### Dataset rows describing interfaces
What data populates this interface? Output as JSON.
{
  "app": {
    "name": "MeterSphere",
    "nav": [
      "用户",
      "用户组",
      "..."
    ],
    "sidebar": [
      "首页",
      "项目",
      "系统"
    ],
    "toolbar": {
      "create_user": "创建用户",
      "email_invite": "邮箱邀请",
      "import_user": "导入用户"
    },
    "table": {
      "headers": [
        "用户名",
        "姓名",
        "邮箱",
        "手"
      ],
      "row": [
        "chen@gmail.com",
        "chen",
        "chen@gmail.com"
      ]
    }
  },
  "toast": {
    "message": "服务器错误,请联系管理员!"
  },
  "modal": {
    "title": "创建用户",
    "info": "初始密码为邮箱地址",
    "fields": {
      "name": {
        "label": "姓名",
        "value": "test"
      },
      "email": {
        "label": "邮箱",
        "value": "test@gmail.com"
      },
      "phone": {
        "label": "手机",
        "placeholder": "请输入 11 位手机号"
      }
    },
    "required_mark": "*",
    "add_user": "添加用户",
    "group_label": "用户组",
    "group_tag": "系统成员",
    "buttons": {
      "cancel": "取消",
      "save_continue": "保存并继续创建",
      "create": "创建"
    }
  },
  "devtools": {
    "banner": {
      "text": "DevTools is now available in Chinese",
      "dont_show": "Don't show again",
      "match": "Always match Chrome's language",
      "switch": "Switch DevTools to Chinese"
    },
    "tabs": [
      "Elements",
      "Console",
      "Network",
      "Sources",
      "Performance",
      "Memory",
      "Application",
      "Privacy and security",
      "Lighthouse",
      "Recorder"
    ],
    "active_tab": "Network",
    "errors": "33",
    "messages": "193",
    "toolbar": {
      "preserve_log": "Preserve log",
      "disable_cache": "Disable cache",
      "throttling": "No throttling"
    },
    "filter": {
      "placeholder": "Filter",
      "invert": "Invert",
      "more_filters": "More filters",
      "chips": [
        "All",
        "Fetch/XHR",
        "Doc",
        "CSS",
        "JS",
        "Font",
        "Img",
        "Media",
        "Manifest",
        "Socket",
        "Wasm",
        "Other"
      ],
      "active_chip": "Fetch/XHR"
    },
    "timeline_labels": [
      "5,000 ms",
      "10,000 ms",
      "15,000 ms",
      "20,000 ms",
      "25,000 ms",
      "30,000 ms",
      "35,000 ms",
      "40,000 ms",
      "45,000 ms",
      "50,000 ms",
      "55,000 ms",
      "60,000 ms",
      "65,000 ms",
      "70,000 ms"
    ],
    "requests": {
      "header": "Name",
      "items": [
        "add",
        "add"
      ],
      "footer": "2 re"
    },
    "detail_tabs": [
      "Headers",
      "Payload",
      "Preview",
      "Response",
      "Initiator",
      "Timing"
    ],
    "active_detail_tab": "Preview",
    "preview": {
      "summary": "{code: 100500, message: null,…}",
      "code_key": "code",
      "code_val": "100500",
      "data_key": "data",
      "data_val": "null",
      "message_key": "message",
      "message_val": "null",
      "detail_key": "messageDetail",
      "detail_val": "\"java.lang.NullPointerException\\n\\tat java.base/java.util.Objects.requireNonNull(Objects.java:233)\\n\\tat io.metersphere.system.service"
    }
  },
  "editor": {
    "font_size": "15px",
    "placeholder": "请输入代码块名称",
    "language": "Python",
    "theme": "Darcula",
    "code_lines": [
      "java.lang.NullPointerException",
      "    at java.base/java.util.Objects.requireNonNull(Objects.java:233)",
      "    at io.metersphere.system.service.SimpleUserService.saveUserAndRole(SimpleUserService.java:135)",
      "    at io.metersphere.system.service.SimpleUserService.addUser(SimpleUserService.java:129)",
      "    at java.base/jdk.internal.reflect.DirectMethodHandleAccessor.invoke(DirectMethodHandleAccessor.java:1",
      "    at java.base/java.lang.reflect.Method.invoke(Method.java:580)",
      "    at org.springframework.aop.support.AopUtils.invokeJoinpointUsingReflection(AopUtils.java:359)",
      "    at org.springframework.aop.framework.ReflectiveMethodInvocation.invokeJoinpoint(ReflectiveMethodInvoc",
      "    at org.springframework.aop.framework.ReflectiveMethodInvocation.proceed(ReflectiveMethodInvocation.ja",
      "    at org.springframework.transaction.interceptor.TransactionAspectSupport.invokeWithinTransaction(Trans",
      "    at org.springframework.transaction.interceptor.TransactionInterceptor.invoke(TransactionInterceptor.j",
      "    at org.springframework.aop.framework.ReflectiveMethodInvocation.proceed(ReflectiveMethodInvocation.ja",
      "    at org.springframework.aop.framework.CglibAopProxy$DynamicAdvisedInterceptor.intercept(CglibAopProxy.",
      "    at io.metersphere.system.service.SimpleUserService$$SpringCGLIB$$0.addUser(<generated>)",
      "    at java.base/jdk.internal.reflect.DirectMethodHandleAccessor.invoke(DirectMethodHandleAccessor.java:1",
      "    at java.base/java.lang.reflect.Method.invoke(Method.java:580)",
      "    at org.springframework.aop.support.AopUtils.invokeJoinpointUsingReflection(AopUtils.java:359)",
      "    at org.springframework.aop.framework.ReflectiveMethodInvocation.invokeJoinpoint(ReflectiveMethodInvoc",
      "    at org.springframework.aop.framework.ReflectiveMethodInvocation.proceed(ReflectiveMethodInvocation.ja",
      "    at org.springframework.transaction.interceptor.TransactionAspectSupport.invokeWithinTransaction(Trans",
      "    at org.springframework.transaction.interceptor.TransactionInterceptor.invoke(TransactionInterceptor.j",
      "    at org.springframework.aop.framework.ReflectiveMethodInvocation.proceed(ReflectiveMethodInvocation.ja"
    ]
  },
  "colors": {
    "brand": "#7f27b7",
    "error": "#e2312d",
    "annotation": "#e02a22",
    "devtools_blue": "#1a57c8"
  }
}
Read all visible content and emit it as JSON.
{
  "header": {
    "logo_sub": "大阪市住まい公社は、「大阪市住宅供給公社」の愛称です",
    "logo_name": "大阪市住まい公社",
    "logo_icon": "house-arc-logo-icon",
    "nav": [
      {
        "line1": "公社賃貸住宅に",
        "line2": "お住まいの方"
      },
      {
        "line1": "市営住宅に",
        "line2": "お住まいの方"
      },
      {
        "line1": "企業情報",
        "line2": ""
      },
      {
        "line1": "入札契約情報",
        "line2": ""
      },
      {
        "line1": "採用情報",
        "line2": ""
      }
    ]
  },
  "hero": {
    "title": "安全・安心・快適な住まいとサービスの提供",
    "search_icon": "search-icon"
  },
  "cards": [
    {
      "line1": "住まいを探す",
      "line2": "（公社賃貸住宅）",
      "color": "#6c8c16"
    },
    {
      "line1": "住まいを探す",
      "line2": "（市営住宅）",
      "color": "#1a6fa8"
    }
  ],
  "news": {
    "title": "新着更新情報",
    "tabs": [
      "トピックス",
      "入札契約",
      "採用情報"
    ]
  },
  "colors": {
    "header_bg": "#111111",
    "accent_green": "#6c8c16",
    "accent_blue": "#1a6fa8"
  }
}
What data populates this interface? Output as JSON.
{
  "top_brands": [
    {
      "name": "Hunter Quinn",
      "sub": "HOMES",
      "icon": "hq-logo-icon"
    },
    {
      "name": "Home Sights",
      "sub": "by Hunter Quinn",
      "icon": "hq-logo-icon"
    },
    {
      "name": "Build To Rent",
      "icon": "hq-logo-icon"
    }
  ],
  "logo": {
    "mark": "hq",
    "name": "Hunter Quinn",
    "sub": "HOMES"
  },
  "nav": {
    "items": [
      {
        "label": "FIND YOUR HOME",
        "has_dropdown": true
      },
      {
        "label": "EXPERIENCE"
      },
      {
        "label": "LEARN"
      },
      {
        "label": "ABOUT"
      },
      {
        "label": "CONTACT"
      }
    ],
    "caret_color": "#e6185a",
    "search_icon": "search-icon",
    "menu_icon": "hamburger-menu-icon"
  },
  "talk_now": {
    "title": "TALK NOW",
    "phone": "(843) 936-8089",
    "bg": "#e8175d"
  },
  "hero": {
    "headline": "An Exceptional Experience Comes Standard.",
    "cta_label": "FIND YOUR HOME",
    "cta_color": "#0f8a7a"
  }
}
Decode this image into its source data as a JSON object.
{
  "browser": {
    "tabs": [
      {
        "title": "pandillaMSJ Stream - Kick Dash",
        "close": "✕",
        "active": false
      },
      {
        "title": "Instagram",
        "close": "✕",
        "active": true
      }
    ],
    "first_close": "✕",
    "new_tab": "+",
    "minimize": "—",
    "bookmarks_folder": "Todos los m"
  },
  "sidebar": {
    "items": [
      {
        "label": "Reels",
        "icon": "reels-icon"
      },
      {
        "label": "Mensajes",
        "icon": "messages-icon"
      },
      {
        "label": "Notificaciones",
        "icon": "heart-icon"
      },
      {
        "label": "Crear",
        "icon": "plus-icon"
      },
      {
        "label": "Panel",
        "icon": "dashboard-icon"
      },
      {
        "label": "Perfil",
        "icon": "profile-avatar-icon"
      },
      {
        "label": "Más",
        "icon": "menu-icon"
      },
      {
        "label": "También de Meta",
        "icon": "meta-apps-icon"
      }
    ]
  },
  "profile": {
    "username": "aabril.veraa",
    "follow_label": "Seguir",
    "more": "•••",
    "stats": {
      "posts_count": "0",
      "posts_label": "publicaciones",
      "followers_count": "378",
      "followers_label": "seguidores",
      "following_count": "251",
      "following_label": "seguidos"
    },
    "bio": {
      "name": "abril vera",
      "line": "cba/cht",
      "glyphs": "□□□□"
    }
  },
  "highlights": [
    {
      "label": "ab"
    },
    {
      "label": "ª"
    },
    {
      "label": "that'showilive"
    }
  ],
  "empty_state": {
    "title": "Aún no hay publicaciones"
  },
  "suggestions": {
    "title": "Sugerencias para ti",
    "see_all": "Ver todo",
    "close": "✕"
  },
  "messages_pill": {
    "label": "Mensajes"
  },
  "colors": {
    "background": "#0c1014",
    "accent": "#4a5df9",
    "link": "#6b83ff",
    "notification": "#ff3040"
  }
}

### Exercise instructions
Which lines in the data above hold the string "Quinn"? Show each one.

### Solution
      "name": "Hunter Quinn",
      "sub": "by Hunter Quinn",
    "name": "Hunter Quinn",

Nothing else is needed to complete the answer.